Thomas Brown's picture

I have the book, and Agree.. we all need to show our work, its no good on a hard drive.

Chris Adval's picture

Thanks Peter for sharing that!

I don't know about "showing your work" would get much benefits other than my own website in portfolio/gallery or/and blog posts to a current following. Showing my work in other avenues such as 500px, flickr, and instagram helps to build a following, but as for facebook/groups not that easy especially with the vast majority with rules of not putting any links to any where to build a following. Only thing I benefit from sharing it on facebook groups is hopefully I encourage one to take the extra step and google my name and find my other social media to actually follow my work.

Thomas Brablec's picture

I completely agree that unless people see what you do, your work will hardly ever get "noticed," but "showing your work" is very vague. Personally, I try to post my photographs on social media. I don't feel I have a strong enough portfolio that I could try and get my work hung up on a wall in a cafe or something. When it comes to social media, I just believe it's barely ever up to your skills, your talent or your creativity, but rather just dumb luck.

I can't say my work is fantastic, but I try my best and am willing to grow as a photographer, yet even when I post a photo I feel is one of my best, let's say on Instagram, how would people notice it? Should I add 30 different hashtags, or tag a bunch of other people, or just sit and hope 5 random Instagram users find it and like it?

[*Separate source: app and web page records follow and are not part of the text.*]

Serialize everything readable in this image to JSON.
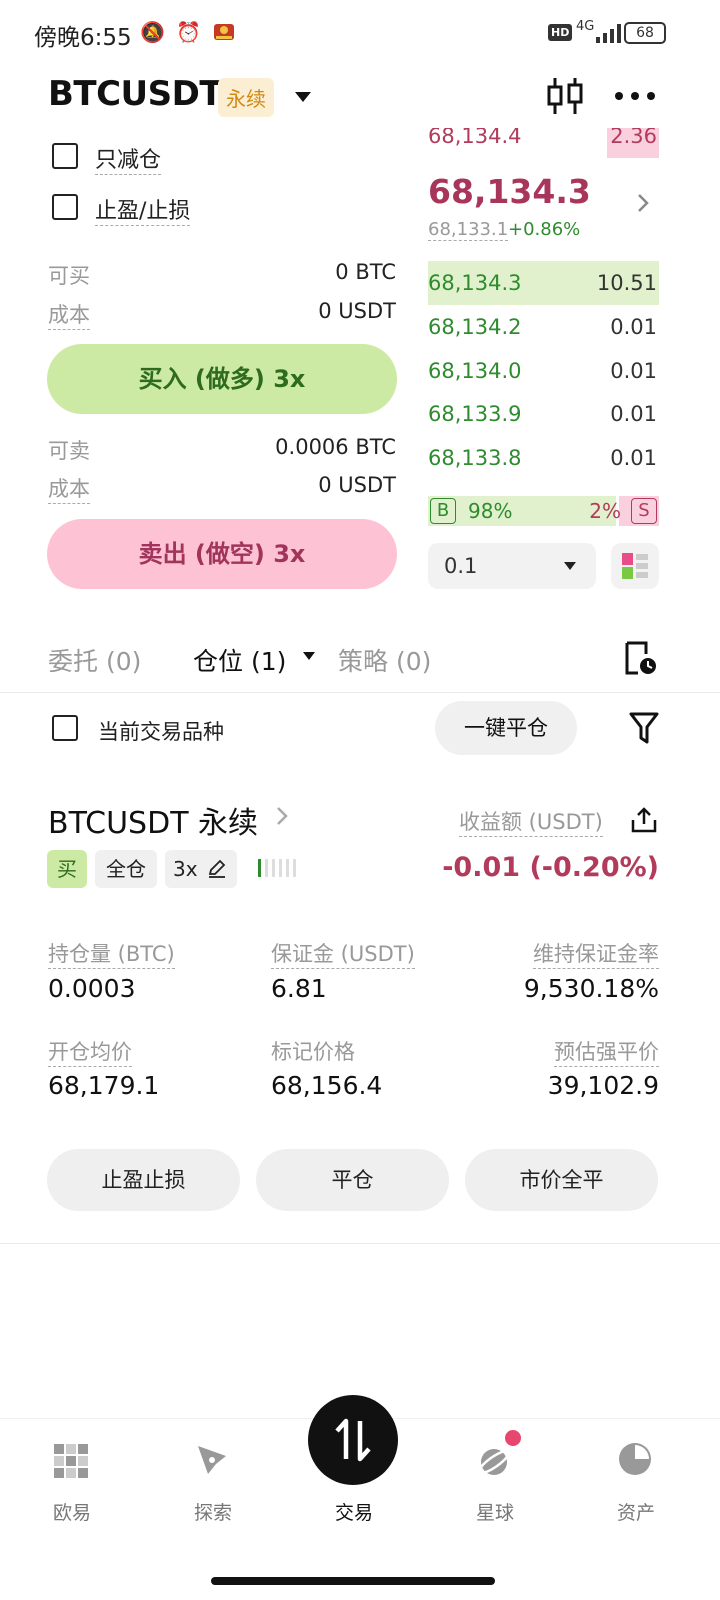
{
  "status_bar": {
    "time": "傍晚6:55",
    "network": "4G",
    "hd": "HD",
    "battery": "68"
  },
  "header": {
    "pair": "BTCUSDT",
    "contract_type": "永续"
  },
  "order_form": {
    "reduce_only_label": "只减仓",
    "tp_sl_label": "止盈/止损",
    "can_buy_label": "可买",
    "can_buy_value": "0 BTC",
    "cost_label_buy": "成本",
    "cost_value_buy": "0 USDT",
    "buy_button": "买入 (做多) 3x",
    "can_sell_label": "可卖",
    "can_sell_value": "0.0006 BTC",
    "cost_label_sell": "成本",
    "cost_value_sell": "0 USDT",
    "sell_button": "卖出 (做空) 3x"
  },
  "order_book": {
    "top_ask_price": "68,134.4",
    "top_ask_qty": "2.36",
    "last_price": "68,134.3",
    "mark_price": "68,133.1",
    "change": "+0.86%",
    "bids": [
      {
        "price": "68,134.3",
        "qty": "10.51"
      },
      {
        "price": "68,134.2",
        "qty": "0.01"
      },
      {
        "price": "68,134.0",
        "qty": "0.01"
      },
      {
        "price": "68,133.9",
        "qty": "0.01"
      },
      {
        "price": "68,133.8",
        "qty": "0.01"
      }
    ],
    "buy_ratio": "98%",
    "sell_ratio": "2%",
    "buy_ratio_fraction": 0.98,
    "b_label": "B",
    "s_label": "S",
    "depth_step": "0.1"
  },
  "tabs": {
    "orders": "委托 (0)",
    "positions": "仓位 (1)",
    "strategies": "策略 (0)"
  },
  "filter": {
    "current_symbol_label": "当前交易品种",
    "close_all_button": "一键平仓"
  },
  "position": {
    "symbol": "BTCUSDT 永续",
    "pnl_label": "收益额 (USDT)",
    "side_tag": "买",
    "margin_mode_tag": "全仓",
    "leverage_tag": "3x",
    "pnl_value": "-0.01 (-0.20%)",
    "stats": [
      {
        "label": "持仓量 (BTC)",
        "value": "0.0003"
      },
      {
        "label": "保证金 (USDT)",
        "value": "6.81"
      },
      {
        "label": "维持保证金率",
        "value": "9,530.18%"
      },
      {
        "label": "开仓均价",
        "value": "68,179.1"
      },
      {
        "label": "标记价格",
        "value": "68,156.4"
      },
      {
        "label": "预估强平价",
        "value": "39,102.9"
      }
    ],
    "tp_sl_button": "止盈止损",
    "close_button": "平仓",
    "market_close_all_button": "市价全平"
  },
  "bottom_nav": {
    "items": [
      "欧易",
      "探索",
      "交易",
      "星球",
      "资产"
    ]
  },
  "colors": {
    "buy_green": "#2e8b2e",
    "sell_red": "#b23a5b",
    "buy_button_bg": "#cdeaa4",
    "sell_button_bg": "#fdc3d5"
  }
}
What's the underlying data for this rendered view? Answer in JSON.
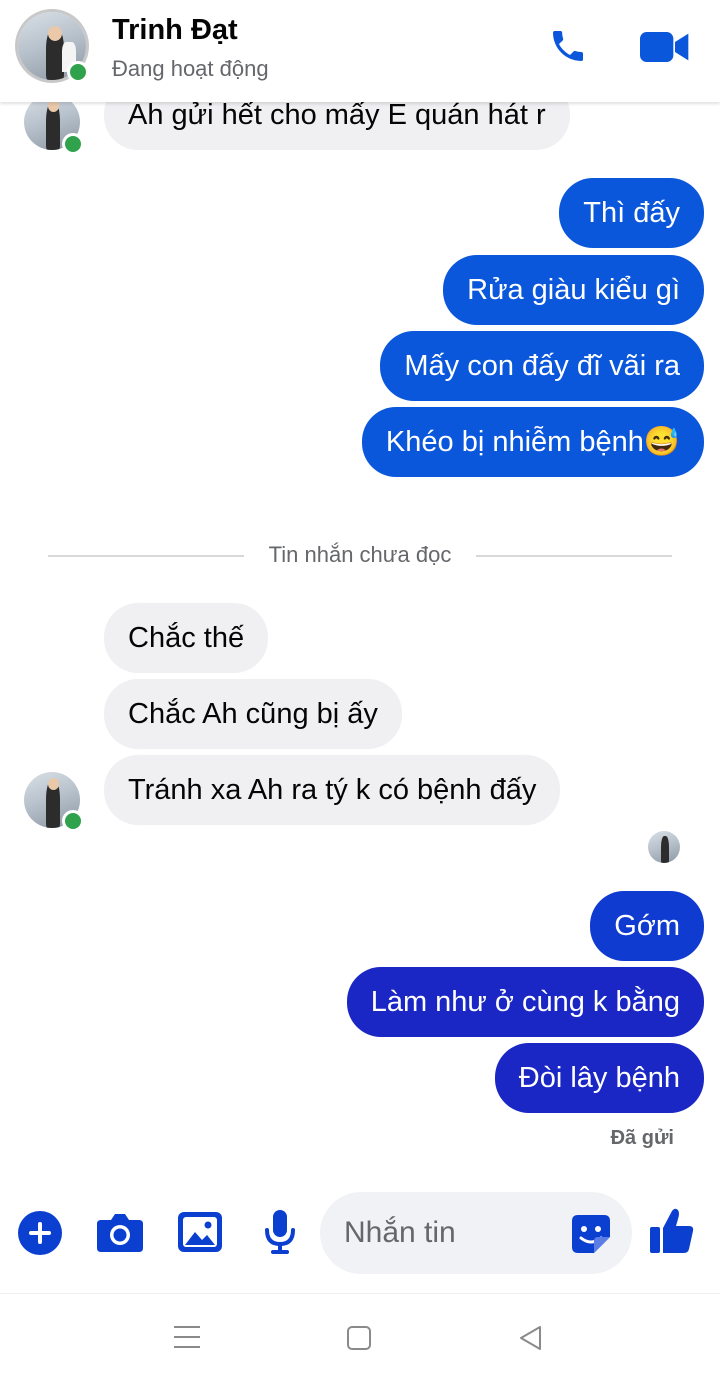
{
  "header": {
    "name": "Trinh Đạt",
    "status": "Đang hoạt động",
    "icons": [
      "phone-icon",
      "video-call-icon"
    ]
  },
  "messages": {
    "top_partial": "Ah gửi hết cho mấy E quán hát r",
    "out_group1": [
      "Thì đấy",
      "Rửa giàu kiểu gì",
      "Mấy con đấy đĩ vãi ra",
      "Khéo bị nhiễm bệnh😅"
    ],
    "unread_divider": "Tin nhắn chưa đọc",
    "in_group": [
      "Chắc thế",
      "Chắc Ah cũng bị ấy",
      "Tránh xa Ah ra tý k có bệnh đấy"
    ],
    "out_group2": [
      "Gớm",
      "Làm như ở cùng k bằng",
      "Đòi lây bệnh"
    ],
    "sent_status": "Đã gửi"
  },
  "composer": {
    "placeholder": "Nhắn tin",
    "icons": [
      "plus-icon",
      "camera-icon",
      "image-icon",
      "microphone-icon",
      "sticker-icon",
      "like-icon"
    ]
  },
  "colors": {
    "accent": "#0a3fcf",
    "incoming_bubble": "#f0f0f3",
    "online": "#31a24c"
  }
}
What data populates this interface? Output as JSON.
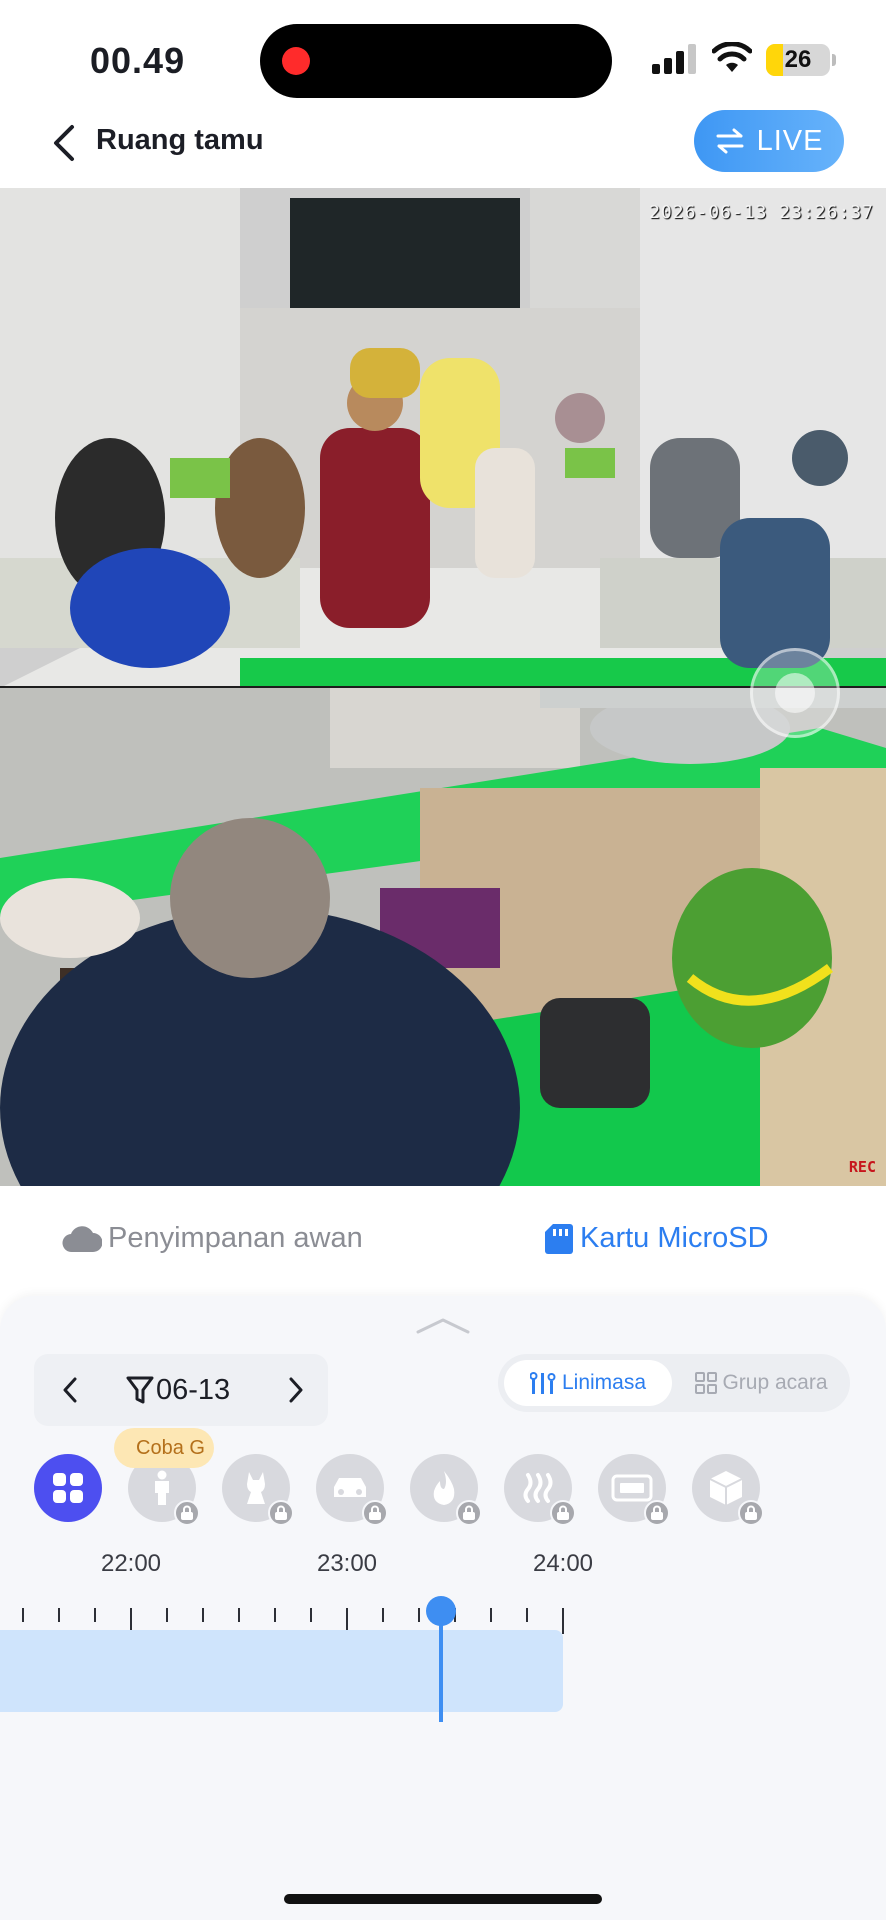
{
  "status_bar": {
    "time": "00.49",
    "battery": "26",
    "battery_level": 0.26
  },
  "header": {
    "title": "Ruang tamu",
    "live_label": "LIVE"
  },
  "camera": {
    "timestamp": "2026-06-13 23:26:37",
    "rec_label": "REC"
  },
  "storage_tabs": {
    "cloud": "Penyimpanan awan",
    "sd": "Kartu MicroSD",
    "active": "sd"
  },
  "playback": {
    "date": "06-13",
    "view_timeline": "Linimasa",
    "view_events": "Grup acara",
    "try_badge": "Coba G",
    "filters": [
      {
        "icon": "all-events-icon",
        "active": true
      },
      {
        "icon": "person-icon",
        "locked": true
      },
      {
        "icon": "pet-icon",
        "locked": true
      },
      {
        "icon": "vehicle-icon",
        "locked": true
      },
      {
        "icon": "fire-icon",
        "locked": true
      },
      {
        "icon": "smoke-icon",
        "locked": true
      },
      {
        "icon": "license-plate-icon",
        "locked": true
      },
      {
        "icon": "package-icon",
        "locked": true
      }
    ],
    "timeline": {
      "labels": [
        "22:00",
        "23:00",
        "24:00"
      ],
      "recorded_until": "24:00",
      "playhead_time": "23:26"
    }
  },
  "colors": {
    "accent": "#2c7ef0",
    "live_gradient": "#3e97f4",
    "filter_active": "#4d4ff0",
    "track": "#cfe4fc"
  }
}
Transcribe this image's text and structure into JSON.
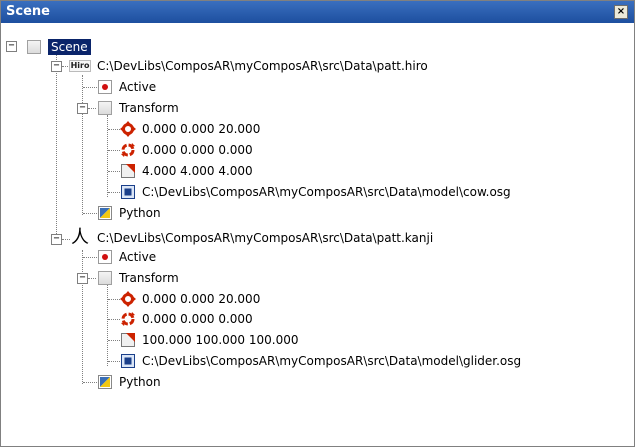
{
  "window": {
    "title": "Scene",
    "close_glyph": "×"
  },
  "tree": {
    "root": {
      "label": "Scene"
    },
    "markers": [
      {
        "path": "C:\\DevLibs\\ComposAR\\myComposAR\\src\\Data\\patt.hiro",
        "icon": "hiro-marker-icon",
        "icon_text": "Hiro",
        "active": "Active",
        "transform": "Transform",
        "position": "0.000 0.000 20.000",
        "rotation": "0.000 0.000 0.000",
        "scale": "4.000 4.000 4.000",
        "model": "C:\\DevLibs\\ComposAR\\myComposAR\\src\\Data\\model\\cow.osg",
        "python": "Python"
      },
      {
        "path": "C:\\DevLibs\\ComposAR\\myComposAR\\src\\Data\\patt.kanji",
        "icon": "kanji-marker-icon",
        "icon_text": "人",
        "active": "Active",
        "transform": "Transform",
        "position": "0.000 0.000 20.000",
        "rotation": "0.000 0.000 0.000",
        "scale": "100.000 100.000 100.000",
        "model": "C:\\DevLibs\\ComposAR\\myComposAR\\src\\Data\\model\\glider.osg",
        "python": "Python"
      }
    ]
  },
  "colors": {
    "titlebar": "#1d4f9f",
    "selection": "#0a246a",
    "active_dot": "#d01010",
    "transform_icon": "#cc2200",
    "model_icon": "#1a3f8a"
  }
}
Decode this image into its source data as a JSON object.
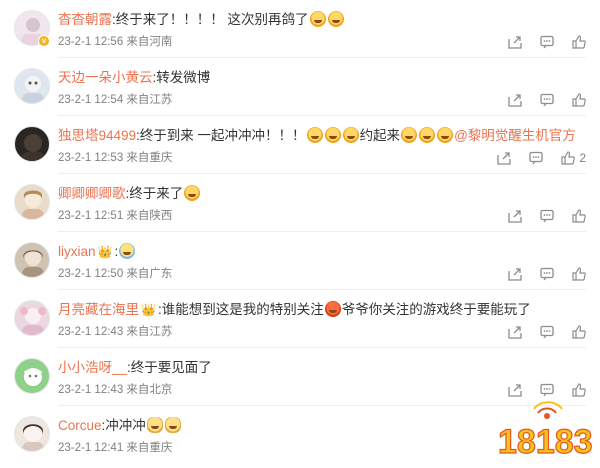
{
  "comments": [
    {
      "name": "杳杳朝露",
      "text": ":终于来了！！！！ 这次别再鸽了",
      "meta": "23-2-1 12:56 来自河南",
      "avatar_color": "#f2e6ee",
      "verified": true,
      "emojis_after": 2,
      "like_count": ""
    },
    {
      "name": "天边一朵小黄云",
      "text": ":转发微博",
      "meta": "23-2-1 12:54 来自江苏",
      "avatar_color": "#dfe6ef",
      "verified": false,
      "emojis_after": 0,
      "like_count": ""
    },
    {
      "name": "独思塔94499",
      "text": ":终于到来 一起冲冲冲！！！",
      "text2": "约起来",
      "mention": "@黎明觉醒生机官方",
      "meta": "23-2-1 12:53 来自重庆",
      "avatar_color": "#2a2520",
      "verified": false,
      "like_count": "2"
    },
    {
      "name": "卿卿卿卿歌",
      "text": ":终于来了",
      "meta": "23-2-1 12:51 来自陕西",
      "avatar_color": "#e9dccb",
      "verified": false,
      "emojis_after": 1,
      "like_count": ""
    },
    {
      "name": "liyxian",
      "text": ":",
      "meta": "23-2-1 12:50 来自广东",
      "avatar_color": "#cfc3b4",
      "verified": false,
      "crown": true,
      "emojis_after": 1,
      "like_count": ""
    },
    {
      "name": "月亮藏在海里",
      "text": ":谁能想到这是我的特别关注",
      "text2": "爷爷你关注的游戏终于要能玩了",
      "meta": "23-2-1 12:43 来自江苏",
      "avatar_color": "#ead7e0",
      "verified": false,
      "crown": true,
      "like_count": ""
    },
    {
      "name": "小小浩呀__",
      "text": ":终于要见面了",
      "meta": "23-2-1 12:43 来自北京",
      "avatar_color": "#8fd08a",
      "verified": false,
      "emojis_after": 0,
      "like_count": ""
    },
    {
      "name": "Corcue",
      "text": ":冲冲冲",
      "meta": "23-2-1 12:41 来自重庆",
      "avatar_color": "#efe6e2",
      "verified": false,
      "emojis_after": 2,
      "like_count": ""
    }
  ],
  "watermark": {
    "text": "18183",
    "colors": [
      "#f6c21c",
      "#e9541f"
    ]
  },
  "colors": {
    "name": "#eb7350",
    "meta": "#808080",
    "icon": "#8c8c8c"
  }
}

What I'm trying to say is, unless you show your work to someone that has some sort of power in the field, or get featured as an artist on a site larger than your own, you still might not get what you want, especially in a world where millions use Instagram, and so many students write poetry, and now that 4K, 240fps and video editing apps are in your phone, so many people are trying to "show their work."

In my opinion, social media, such as Instagram, should change the way they work and help promote those who are struggling to get noticed, maybe by creating an Editor's Choice category or such, because what usually shows up in "What You Might Like" are already posts seen by thousands.